Gerald Clark: Everyone had the charts for a few weeks in advance, but we met for the first time in the studio and recorded it in a weekend. Johnny lives in NY and flew in on the Saturday morning. Duncanís based in Peru, and the other three are very busy working musicians, so there wasnít an easy opportunity to meet up (getting most of the band back in the same room for a launch gig has been challenging too) Most of the finished tracks are the second or third take. Thatís it.
Gilad Atzmon: This is pretty incredible. But it may explain the freshness of the sound. Since you picked a political cause, was it important for your musicians to empathize with the cause?
Gerald Clark: They all knew what it was we were recording, so I guess they empathized. Iíd had a long chat with Byron about it first Ė heís actually been to Palestine and I think his experiences helped him to be involved. I introduced every tune before we recorded it by explaining where the title came from and what it meant Ė that was quite emotional at times.
Gilad Atzmon: Do you believe in the role of art as a political weapon? Can beauty present a prospect of a better future?
Gerald Clark: Yes, I think I do. Not a weapon perhaps, but it has a very important role to play. If a Jazz Suite for Palestine can bring to jazz fans greater awareness of whatís going on, or a painting can bring to fans of art greater awareness, then itís worth doing. But for the artist/composer I think itís much more powerful. It gives the music a much deeper meaning and emotion, which I hope is reflected. And at the end of the day, no matter how horrible a political reality, beautiful art can come from it. Art makes the world a better place and thatís important when things are bad. As a composer I think of Shostakovichís symphonies which came out of the height of Stalinist oppression (and reflect that in various ways) or the wonderful music from South Africa that gained a much greater western audience in the early-mid 80s.
Gilad Atzmon: Why did it take you 10 years to record this beautiful album?
Gerald Clark: Well I didnít write it all in 2002-3. I started then. The final piece was actually written in January just before we went into the studio (although most of it was finished about four years ago). As Iíve outlined above, it took me a while to appreciate the concept of recording a jazz quintet album as a composer, and then I had to get everyone into the same studio (let alone the same country) at the same time. I think I just needed to develop my own confidence as a composer/producer before I felt it was something I was able to do.
Gilad Atzmon: Looking at Palestine now, having been composing this suite for more than 10 years, are you optimistic?
Gerald Clark: I canít say that I am. The situation doesnít seem a lot different. But I think the general public is slightly more on-side now. Itís easier to talk about it. There are issues that we can take up and get popular support with, like the issue of Palestinian Child Prisoners. Once Palestine is seen as an important issue for everyone and not just political activists, then things could move quite quickly.

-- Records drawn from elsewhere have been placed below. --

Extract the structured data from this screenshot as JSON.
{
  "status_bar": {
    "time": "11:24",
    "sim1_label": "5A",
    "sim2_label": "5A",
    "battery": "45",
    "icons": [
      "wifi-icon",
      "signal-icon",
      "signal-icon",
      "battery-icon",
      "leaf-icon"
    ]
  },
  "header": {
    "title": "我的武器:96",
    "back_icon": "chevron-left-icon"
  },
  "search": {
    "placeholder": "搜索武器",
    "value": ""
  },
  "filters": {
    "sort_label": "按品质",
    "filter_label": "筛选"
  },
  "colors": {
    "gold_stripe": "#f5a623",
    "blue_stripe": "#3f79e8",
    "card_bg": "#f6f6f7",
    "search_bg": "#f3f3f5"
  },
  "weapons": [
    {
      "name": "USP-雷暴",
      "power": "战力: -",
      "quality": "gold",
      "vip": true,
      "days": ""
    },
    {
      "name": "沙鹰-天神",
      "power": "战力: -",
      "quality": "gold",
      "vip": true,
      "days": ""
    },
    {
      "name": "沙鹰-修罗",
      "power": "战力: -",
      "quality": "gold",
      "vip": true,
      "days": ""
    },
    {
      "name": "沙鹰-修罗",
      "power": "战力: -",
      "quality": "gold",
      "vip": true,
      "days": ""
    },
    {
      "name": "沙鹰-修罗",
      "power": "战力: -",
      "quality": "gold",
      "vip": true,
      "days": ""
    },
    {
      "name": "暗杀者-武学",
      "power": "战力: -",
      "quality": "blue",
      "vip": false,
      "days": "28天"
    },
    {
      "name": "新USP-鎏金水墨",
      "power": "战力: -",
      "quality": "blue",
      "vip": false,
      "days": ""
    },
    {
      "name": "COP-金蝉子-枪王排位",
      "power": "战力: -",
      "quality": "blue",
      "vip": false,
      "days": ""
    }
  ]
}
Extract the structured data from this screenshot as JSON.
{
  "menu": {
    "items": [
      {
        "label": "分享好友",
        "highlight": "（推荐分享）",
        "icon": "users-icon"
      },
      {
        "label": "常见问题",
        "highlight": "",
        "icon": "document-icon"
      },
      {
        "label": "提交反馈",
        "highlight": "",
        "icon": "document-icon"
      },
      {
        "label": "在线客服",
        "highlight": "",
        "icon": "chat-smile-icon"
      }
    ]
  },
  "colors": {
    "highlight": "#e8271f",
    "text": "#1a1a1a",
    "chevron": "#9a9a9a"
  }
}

I just hope itís not too late for the Palestinian people.
Gilad Atzmon: What is ahead, when and where do you launch your album? Any plans for tours?
Gerald Clark: We are launching the album at The Vortex on Wednesday 6th November. I would love to play it a few more times, but that would have to depend on funding for a tour. With Duncan and Johnny living overseas we canít easily throw it together again Ė itís a big undertaking. We might be able to arrange another gig in America, which is something Iíd like to explore. Otherwise I think my next jazz project will have to involve people closer to home. But this album will be available to download and weíll be shipping CDs worldwide (through my website www.theinterruptingsheep.com), so the internet gives us an opportunity to get the music out to the whole world.
Iíd like to do some more jazz too, Iím not sure what form thatíll take. Iím practicing hard Ė maybe Iíll be able to play on it.
Gilad Atzmon: Good luck with everything and thanks for the music and dedication to the right cause.
Gerald Clark: Thanks very much.
Gilad Atzmonís latest book is: The Wandering Who? A Study of Jewish Identity Politics